Smoke events generally require the same steps on most aircraft. Roughly we: de-energize non-essential electrical loads and isolate electrical busses, switch RECIRCULATION FANS OFF, then, if the source is not pinpointed by crew, the next steps are to: ISOLATE BLEED sources, RIGHT PACK OFF, wait to see if air clears. If no change, R PACK ON, then LEFT PACK OFF and wait and see if there's improvement.

The next stage is smoke removal which involves configuring the aircraft equipment cooling and pressurization outflow valves for maximum air exchange. The goal is having all of the above accomplished within 5-6 minutes, if possible.

krismiler
20th May 2018, 04:51
The BAE146 has featured prominently in fume events, even to the extent that crew have retired on medical grounds. The manufacturers simply didn't anticipate the occurrence of contaminated air beyond the usual electrical smoke or other obvious possibilities so there isn't really a set down procedure specifically for it. It's supposed to fall under the generic SMOKE/FIRE/FUMES checklist.

In the early days of jet flying, the FAA didn't permit engine bleed air to be used for cabin pressurisation, the B707 had compressors mounted on top of engines 2,3 and 4. The DC8 had them in the nose.

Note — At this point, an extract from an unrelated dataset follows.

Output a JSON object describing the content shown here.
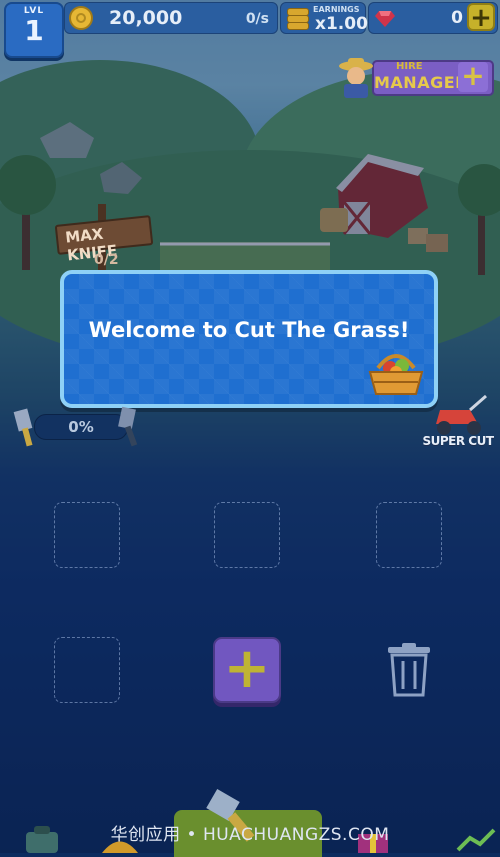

Niallo
21st May 2018, 23:35
Thanks for the detailed info. Somewhat reassuring that a fume event can be quickly recognised and the source isolated. Niallo